Unlike its well-received predecessors, 2005’s “The Chronicles of Narnia: The Lion, the Witch and the Wardrobe,” which introduced movie audiences to the beloved characters in C.S. Lewis’ best-selling 1950 novel, and the 2008 sequel “The Chronicles of Narnia: Prince Caspian,” based on the second in the series of seven volumes that follow the adventures of teenage children traveling to a fantasy realm to battle evil forces, the latest widescreen cinematic edition, based on the 1952 book, feels feeble and undernourished, with drab use of 3-D effects to boot.
The fictional wonder world of Narnia is again home to Edmund and Lucy Pevensie (Skandar Keynes and Georgie Henley, reprising their roles) joined by their nasty, insufferable cousin Eustace (Will Poulter), the only character that seems to have any dimension here. Residing in London, the three are washed overboard in their London home by a strange seascape that fills their room with sea water (the best fx sequence in the film, although I did wonder where the fish were) and whisks them to a rendezvous with Prince Caspian (Ben Barnes) and his resourceful but not entirely human crew aboard the titular ship.
Relatively mundane adventures follow, perhaps because returning scribes Christopher Markus and Stephen McFeely are slumming with an assist from Aussie native Michael Petroni. They craft an amiable roller coaster ride, although there’s a certain lack of adventure in what should be an adventurous journey. And when everyone expects 3-D to enhance the experience, it, instead, drains the color and life out of what should be a radiant encounter with a fantastical world, particularly one captured by award-winning cinematographer Dante Spinotti (“L.A. Confidential,” “The Insider”), now collaborating with director Michael Apted on their third film. Other technicians also have worked with the director on previous efforts (composer David Arnold, editor Rich Shaine), or on earlier Narnia films (costume designer Isis Mussenden), but there seems to be a technical disconnect in this extension of the Narnian tale. Harry Potter never has this problem, although Lewis’ tales can’t measure up to the juggernaut enjoyed by J.K. Rowling’s wizardly adventures, be they in print or on screen.

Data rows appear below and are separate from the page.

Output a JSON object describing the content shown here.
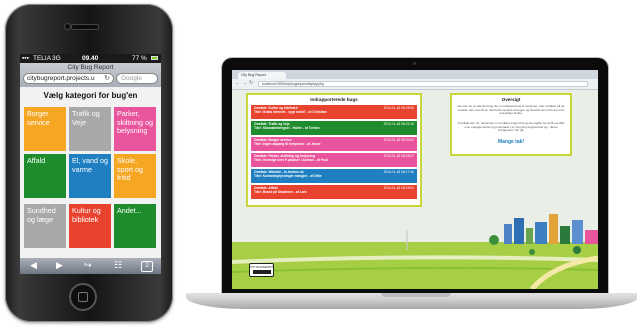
{
  "phone": {
    "status": {
      "carrier": "TELIA",
      "network": "3G",
      "time": "09.40",
      "battery": "77 %"
    },
    "browser": {
      "title": "City Bug Report",
      "url": "citybugreport.projects.u",
      "search_placeholder": "Google"
    },
    "heading": "Vælg kategori for bug'en",
    "categories": [
      {
        "label": "Borger service",
        "color": "#f5a623"
      },
      {
        "label": "Trafik og Veje",
        "color": "#a8a8a8"
      },
      {
        "label": "Parker, skiltning og belysning",
        "color": "#e8559c"
      },
      {
        "label": "Affald",
        "color": "#1e8c2c"
      },
      {
        "label": "El, vand og varme",
        "color": "#1f7fc0"
      },
      {
        "label": "Skole, sport og fritid",
        "color": "#f5a623"
      },
      {
        "label": "Sundhed og læge",
        "color": "#a8a8a8"
      },
      {
        "label": "Kultur og bibliotek",
        "color": "#e8432f"
      },
      {
        "label": "Andet...",
        "color": "#1e8c2c"
      }
    ],
    "toolbar_icons": [
      "back-icon",
      "forward-icon",
      "share-icon",
      "bookmarks-icon",
      "tabs-icon"
    ],
    "tabs_count": "2"
  },
  "laptop": {
    "tab_title": "City Bug Report",
    "address": "localhost:3000/citybugreport/display.php",
    "bugs_panel": {
      "title": "Indrapporterede bugs",
      "items": [
        {
          "line1": "Område: Kultur og bibliotek",
          "line2": "Titel: Gratis Internet - sygt meld? - af Christian",
          "date": "2013-11-18 08:25:00",
          "color": "#e8432f"
        },
        {
          "line1": "Område: Trafik og Veje",
          "line2": "Titel: Skandalelængsel - Huller - af Torben",
          "date": "2013-11-18 08:22:10",
          "color": "#1e8c2c"
        },
        {
          "line1": "Område: Borger service",
          "line2": "Titel: Ingen adgang til telepenne - af Janne",
          "date": "2013-11-18 08:20:02",
          "color": "#e8559c"
        },
        {
          "line1": "Område: Parker, skiltning og belysning",
          "line2": "Titel: Oversigt over P-pladser i Aarhus - af Poul",
          "date": "2013-11-18 08:18:07",
          "color": "#e8559c"
        },
        {
          "line1": "Område: Website - Is Aarhus.dk",
          "line2": "Titel: Kontaktoplysninger mangler - af Ditte",
          "date": "2013-11-18 08:17:40",
          "color": "#1f7fc0"
        },
        {
          "line1": "Område: Affald",
          "line2": "Titel: Brand på Skadeorn - af Lars",
          "date": "2013-11-18 08:15:01",
          "color": "#e8432f"
        }
      ]
    },
    "info_panel": {
      "title": "Oversigt",
      "text1": "Her kan du se alle de bugs der er indrapporteret til systemet. Vær at klikke på de enkelte, kan man få en helt bestemmelse af bugen og besvare den hvis den hos ansvarlige findes.",
      "text2": "Området den 31. december er områdes bugs blive gennemgået for at få overblik over engagementet og potentialet i en bug-bug begivenhed og - deres indrapporter her på.",
      "thanks": "Mange tak!"
    },
    "badge": "CITY BUG REPORT"
  }
}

As for Apted, sure he helmed the big budget James Bond feature “The World Is Not Enough” and worked on several episodes of the costume drama tv series “Rome,” but his best remembered efforts have been in the character-driven “Coal Miner’s Daughter” or as the chronicler following the British class system in the 1964 documentary “Seven Up” and its series of follow-up films that capturing the status every seven years of 14 children growing up in England. (The next installment, “56 Up” is due in 2012.)
There’s barely a wisp of Aslan (Liam Neeson) and the White Witch (Tilda Swinton) in this chapter.
I’m also wondering if the switch to Fox had something to do with the film’s failure. The first two features were distributed by Disney and helmed by Andrew Adamson, who is a producer on “Dawn Treader.” There was a budget dispute with Walden Media and Disney pulled the plug, opening the door for Fox (which runs a greatly adored news network–Not!) to step in.
The best part of the film is the fish-out-of-water relationship that the hysterical 17-year-old Poulter captures in numerous episodes. At first disbelieving of his transport to a world where his cousins are king and queen, he doesn’t take easily to some of the creatures he confronts in Narnia—friendly as they are to Lewis’ readers and the films’ viewers—especially Reepicheep, the swashbuckling mouse voiced by Simon Pegg (“Shaun of the Dead,” “Star Trek”), who provides plenty of spunk for a small rodent. This relationship changes and deepens as the film progresses, especially when Eustace has a life-altering experience that threatens his human existence.
There’s enough intrigue about dark and evil islands, seven lords and sword seeking, fire-breathing dragons, blue stars, a cursed green mist, and a very large sea serpent to keep youngsters interested or scared. I suspect most families will (and should) stick to catching up with Disney’s marvelous animated tale “Tangled.”
Unfortunately for this latest episode of Narnian lore, just and valiant don’t seem to cut it if you’re sitting there in the audience, although fans of the books and the movies may not be as bothered as an old fart like myself, who was two when the book was published. For those who enjoy it, the best to you. Episode four, “The Silver Chair,” is in development by Fox and Walden. It will feature more of Eustace, so I’m crossing my fingers.